modern technology took its place. Though the boys of the Signal Corps were actually part of a different
unit, we were all brothers at the 8th.
The SASCOM patch was worn from 12 April 1968 - 31 October 1978. The colors white and blue, the
colors of the NATO flag, allude to the command's NATO-support assignment. The four gold points in the
center, arranged like four spearheads in a defensive position, represent the four nations in which units of
Special Ammunition Support Command served, and further symbolize the cooperative-defense concept
of the NATO union. The colors, red and yellow, refer to the branch colors of both artillery (conventional
and missiles), and ordnance units that comprise the command. The white ring, simulating a cloud, with
the jagged red hole through it, alludes to the accuracy of high-trajectory ordnance (artillery and missiles).

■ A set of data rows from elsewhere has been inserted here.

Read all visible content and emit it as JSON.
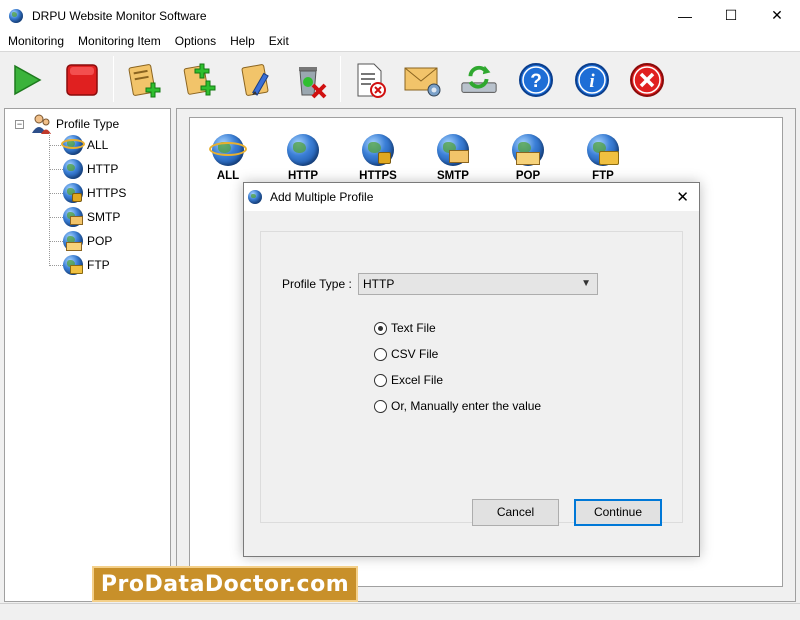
{
  "window": {
    "title": "DRPU Website Monitor Software",
    "minimize": "—",
    "maximize": "☐",
    "close": "✕"
  },
  "menu": [
    "Monitoring",
    "Monitoring Item",
    "Options",
    "Help",
    "Exit"
  ],
  "toolbar": {
    "buttons": [
      "start-icon",
      "stop-icon",
      "add-profile-icon",
      "add-multiple-profile-icon",
      "edit-profile-icon",
      "delete-profile-icon",
      "report-icon",
      "email-settings-icon",
      "refresh-icon",
      "help-icon",
      "about-icon",
      "exit-icon"
    ]
  },
  "tree": {
    "root": "Profile Type",
    "expander": "−",
    "items": [
      "ALL",
      "HTTP",
      "HTTPS",
      "SMTP",
      "POP",
      "FTP"
    ]
  },
  "profile_types": [
    "ALL",
    "HTTP",
    "HTTPS",
    "SMTP",
    "POP",
    "FTP"
  ],
  "dialog": {
    "title": "Add Multiple Profile",
    "close": "✕",
    "profile_type_label": "Profile Type :",
    "profile_type_value": "HTTP",
    "options": [
      {
        "label": "Text File",
        "checked": true
      },
      {
        "label": "CSV File",
        "checked": false
      },
      {
        "label": "Excel File",
        "checked": false
      },
      {
        "label": "Or, Manually enter the value",
        "checked": false
      }
    ],
    "cancel": "Cancel",
    "continue": "Continue"
  },
  "watermark": "ProDataDoctor.com",
  "colors": {
    "banner": "#c8902a",
    "accent": "#0078d7",
    "stop": "#e02020",
    "start": "#3bb33b"
  }
}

|Dutch newspaper articles about the Site closing
|The following interesting information was provided by Andrew Gallagher:
I was one of the original 8th Missile Detachment group. We arrived in Holland in June of
1962 and since our living quarters weren't yet finished in Havelteburg, we had to stay in a
temporary building put up on the site of the 23rd in 't Harde until December when our
barracks were ready. That's where I knew Cecil. Their company clerk had gotten ill so I
had to fill in for him for a few weeks until he returned from a hospital in Germany.
The following are the names of the fellows in the 8th's original group:
Pfc Marvin Schiff, Brooklyn NY
Pfc Robert Frasco, Chicago, IL
Pfc Ira Liebowitz, Brooklyn, NY
Pfc David Bissell, Louisiana
Pfc John Garrett, Wisconsin
Pfc David Duenas, Believe he was from Guam
Pfc Frank Saporito, Paulsboro, NJ
Pfc Gilbert Carino, NJ
Pfc Thomas Erwin, ?
Pfc Edward Jones ?
Pfc Wilfred Johnson, New Hampshire
Pfc Paul Marshall ?
Pfc David Myamoto ?
Pfc Larry Schoenfelder ?
Pfc Jerry Willis (I believe Louisiana)
Pfc Freeman Soule (I believe Texas)
Pfc John Hall ?
Pfc Gary Lobaugh ?
Pfc Robert Specht, Massachusetts
Pfc Eugene Felts ?
Pfc Ronald Lange, Wisconsin
Pfc Charles Mooney ?
Pfc Andrew Gallagher, Originally from Roxborough PA, now living in Bel Air, MD.
Captain Robinson (Commanding Officer)
1st Lieut Alfredson
1st Lieut Rose